      Tim Kacillas 6 months ago from Anchorage, AK

      Raman,

      You've written many great lessons to be had, but I would argue that your examples are, for the most part, already common sense. I think the primary goal of parenting is showing our children the big picture. This, of course, is my own opinion, but I like to show my kids the why behind things, not just behavior and consequences. The 'why factor' can be explained to the youngest of children with their own level of common sense. You're example of driving too fast; yes, showing your children that driving too fast can result in a ticket and you shouldn't do it, even if you're running late. Let's break this down a little more though.
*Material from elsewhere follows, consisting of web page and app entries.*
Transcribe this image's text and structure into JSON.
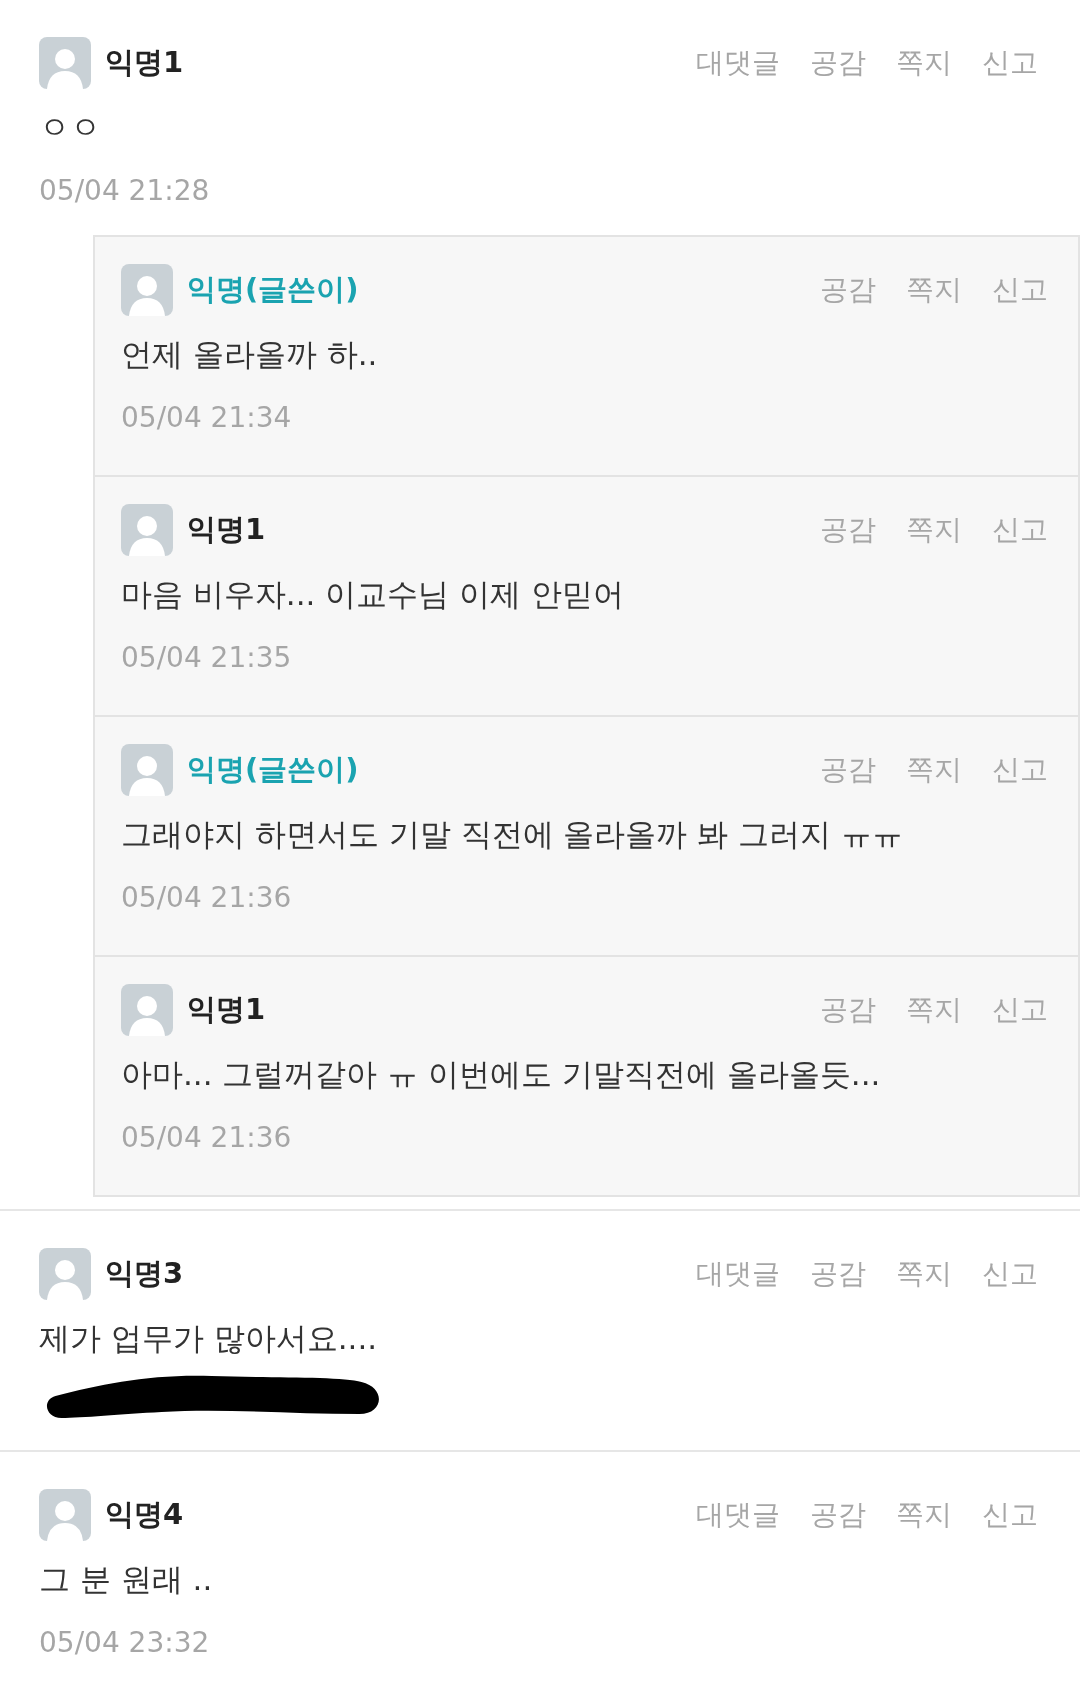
{
  "comments": [
    {
      "author": "익명1",
      "writer": false,
      "actions": [
        "대댓글",
        "공감",
        "쪽지",
        "신고"
      ],
      "body": "ㅇㅇ",
      "time": "05/04 21:28",
      "redacted": false,
      "replies": [
        {
          "author": "익명(글쓴이)",
          "writer": true,
          "actions": [
            "공감",
            "쪽지",
            "신고"
          ],
          "body": "언제 올라올까 하..",
          "time": "05/04 21:34"
        },
        {
          "author": "익명1",
          "writer": false,
          "actions": [
            "공감",
            "쪽지",
            "신고"
          ],
          "body": "마음 비우자... 이교수님 이제 안믿어",
          "time": "05/04 21:35"
        },
        {
          "author": "익명(글쓴이)",
          "writer": true,
          "actions": [
            "공감",
            "쪽지",
            "신고"
          ],
          "body": "그래야지 하면서도 기말 직전에 올라올까 봐 그러지 ㅠㅠ",
          "time": "05/04 21:36"
        },
        {
          "author": "익명1",
          "writer": false,
          "actions": [
            "공감",
            "쪽지",
            "신고"
          ],
          "body": "아마... 그럴꺼같아 ㅠ 이번에도 기말직전에 올라올듯...",
          "time": "05/04 21:36"
        }
      ]
    },
    {
      "author": "익명3",
      "writer": false,
      "actions": [
        "대댓글",
        "공감",
        "쪽지",
        "신고"
      ],
      "body": "제가 업무가 많아서요....",
      "redacted": true
    },
    {
      "author": "익명4",
      "writer": false,
      "actions": [
        "대댓글",
        "공감",
        "쪽지",
        "신고"
      ],
      "body": "그 분 원래 ..",
      "time": "05/04 23:32",
      "redacted": false
    }
  ]
}
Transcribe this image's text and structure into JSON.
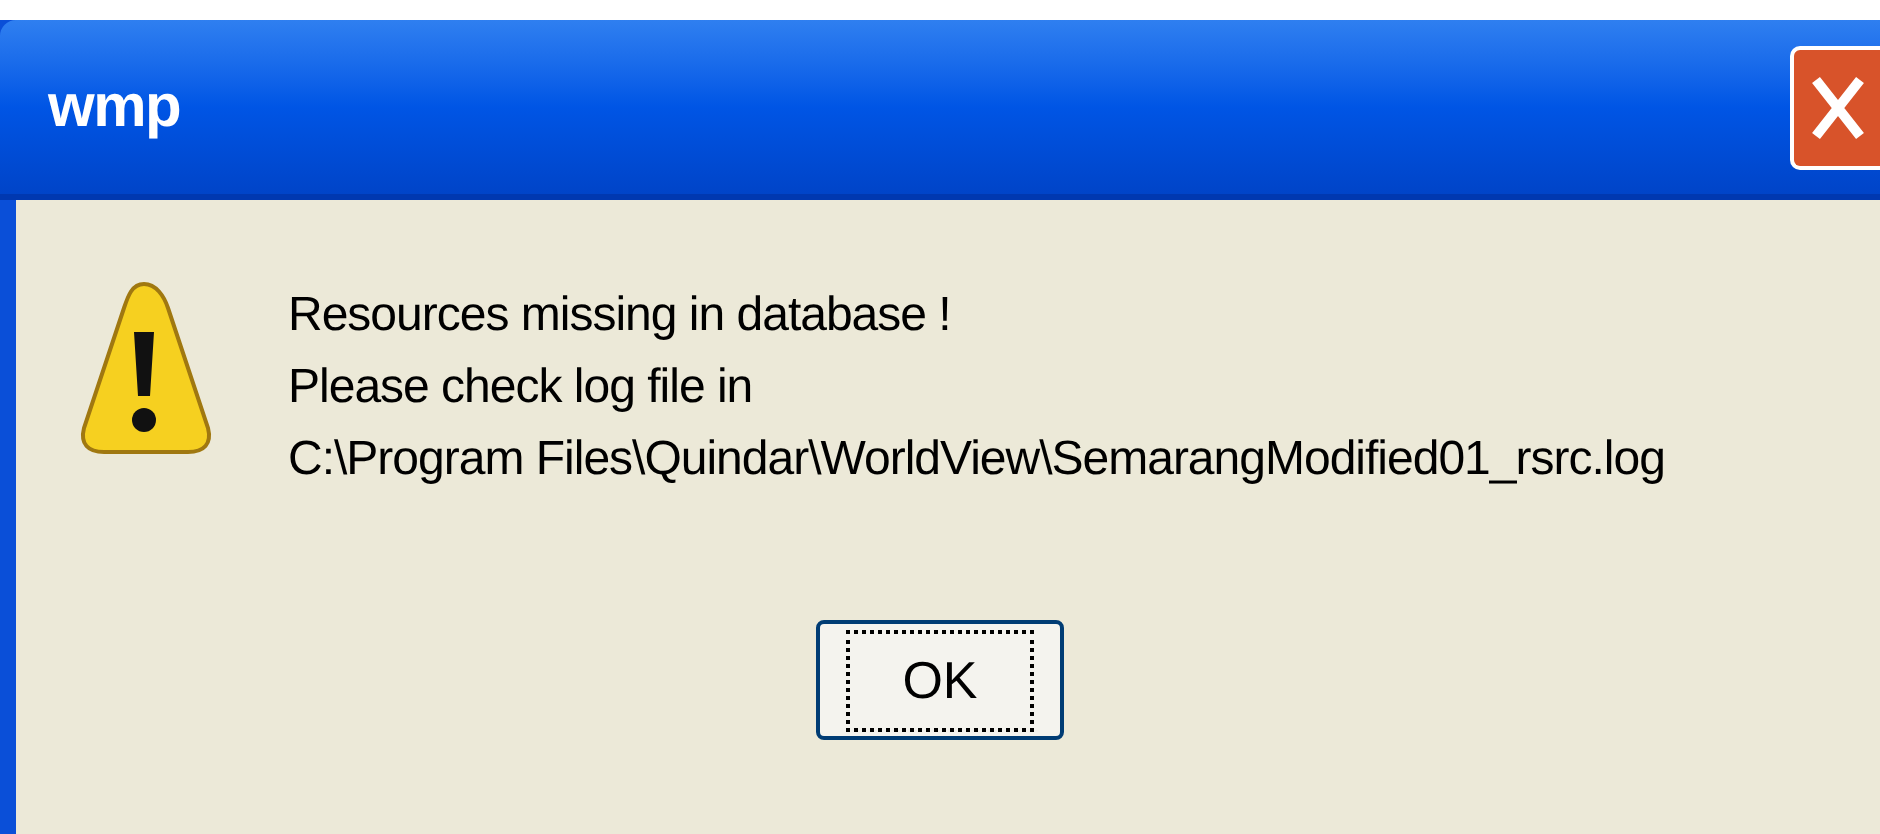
{
  "window": {
    "title": "wmp"
  },
  "message": {
    "lines": [
      "Resources missing in database !",
      "Please check log file in",
      "C:\\Program Files\\Quindar\\WorldView\\SemarangModified01_rsrc.log"
    ]
  },
  "buttons": [
    {
      "label": "OK",
      "focused": true
    }
  ]
}
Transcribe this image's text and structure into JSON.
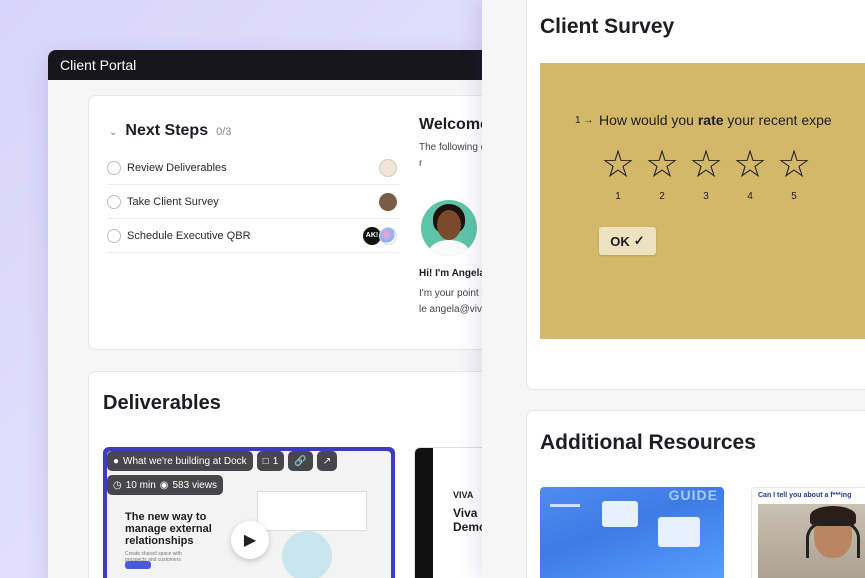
{
  "portal": {
    "window_title": "Client Portal",
    "next_steps": {
      "title": "Next Steps",
      "count": "0/3",
      "items": [
        {
          "label": "Review Deliverables"
        },
        {
          "label": "Take Client Survey"
        },
        {
          "label": "Schedule Executive QBR"
        }
      ],
      "ak_badge": "AK!"
    },
    "welcome": {
      "title": "Welcome",
      "text": "The following dashboards, r",
      "greeting": "Hi! I'm Angela",
      "bio": "I'm your point something, le angela@viva.c"
    },
    "deliverables": {
      "title": "Deliverables",
      "video": {
        "title": "What we're building at Dock",
        "comments": "1",
        "duration": "10 min",
        "views": "583 views",
        "headline": "The new way to manage external relationships",
        "sub": "Create shared space with prospects and customers"
      },
      "doc": {
        "logo": "VIVA",
        "title": "Viva Demo"
      }
    }
  },
  "survey": {
    "title": "Client Survey",
    "question_number": "1 →",
    "question_prefix": "How would you ",
    "question_bold": "rate",
    "question_suffix": " your recent expe",
    "ratings": [
      "1",
      "2",
      "3",
      "4",
      "5"
    ],
    "ok_label": "OK",
    "box_color": "#d4b86a"
  },
  "resources": {
    "title": "Additional Resources",
    "thumb1_label": "GUIDE",
    "thumb2_caption": "Can I tell you about a f***ing"
  },
  "colors": {
    "accent": "#3d3cbf",
    "background": "#dcd8fb",
    "titlebar": "#16161c"
  }
}
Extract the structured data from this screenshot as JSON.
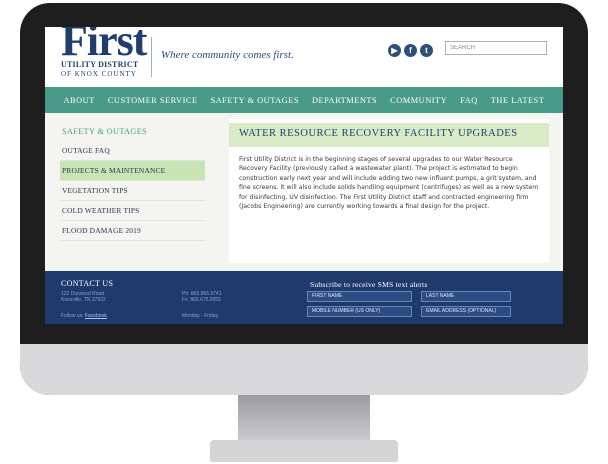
{
  "header": {
    "logo_first": "First",
    "logo_line2": "UTILITY DISTRICT",
    "logo_line3": "OF KNOX COUNTY",
    "tagline": "Where community comes first.",
    "social_icons": [
      "youtube-icon",
      "facebook-icon",
      "twitter-icon"
    ],
    "search_placeholder": "SEARCH"
  },
  "nav": {
    "items": [
      "ABOUT",
      "CUSTOMER SERVICE",
      "SAFETY & OUTAGES",
      "DEPARTMENTS",
      "COMMUNITY",
      "FAQ",
      "THE LATEST"
    ]
  },
  "sidebar": {
    "heading": "SAFETY & OUTAGES",
    "items": [
      "OUTAGE FAQ",
      "PROJECTS & MAINTENANCE",
      "VEGETATION TIPS",
      "COLD WEATHER TIPS",
      "FLOOD DAMAGE 2019"
    ],
    "active_index": 1
  },
  "main": {
    "title": "WATER RESOURCE RECOVERY FACILITY UPGRADES",
    "body": "First Utility District is in the beginning stages of several upgrades to our Water Resource Recovery Facility (previously called a wastewater plant). The project is estimated to begin construction early next year and will include adding two new influent pumps, a grit system, and fine screens. It will also include solids handling equipment (centrifuges) as well as a new system for disinfecting, UV disinfection. The First Utility District staff and contracted engineering firm (Jacobs Engineering) are currently working towards a final design for the project."
  },
  "footer": {
    "contact_title": "CONTACT US",
    "address_line1": "122 Durwood Road",
    "address_line2": "Knoxville, TN 37922",
    "phone_line1": "Ph: 865.966.9741",
    "phone_line2": "Fx: 865.675.9955",
    "follow_prefix": "Follow us:",
    "follow_link": "Facebook",
    "hours": "Monday - Friday",
    "sms_title": "Subscribe to receive SMS text alerts",
    "fields": {
      "first_name": "FIRST NAME",
      "last_name": "LAST NAME",
      "mobile": "MOBILE NUMBER (US ONLY)",
      "email": "EMAIL ADDRESS (OPTIONAL)"
    }
  },
  "colors": {
    "brand_navy": "#1e3f6e",
    "nav_teal": "#4a9a8a",
    "sidebar_active": "#c8e3b4",
    "title_bar": "#d8ebc6",
    "footer_bg": "#1f3b6e"
  }
}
Explaining why you're late and telling your kid that it is unsafe to drive fast because it raises your risk of an accident will teach them, not only, that while operating a vehicle it is important to consider others on the road, but also that it's critical to plan ahead and be sure to have enough time to get to where you're going. It could be as easy as 3 sentences, "Remember when you threw a fit and wouldn't brush your teeth? Now, we are going to be late for school and I can't make it any faster because I have to drive safe. If I drive too fast and a car pulls out in front of us, I might not be able to stop and then we might crash into them." If a child is old enough to understand all of that, they will understand that crashing your car is bad. To really bring the lesson home, you could follow up with, " then, we might get hurt! and we might hurt the people in the other car and we don't want to do that!" then your child really knows why you can't speed. Overall, I like what you've said, I just think we, as parents, should look deeper for even better lessons. Keep up the good work!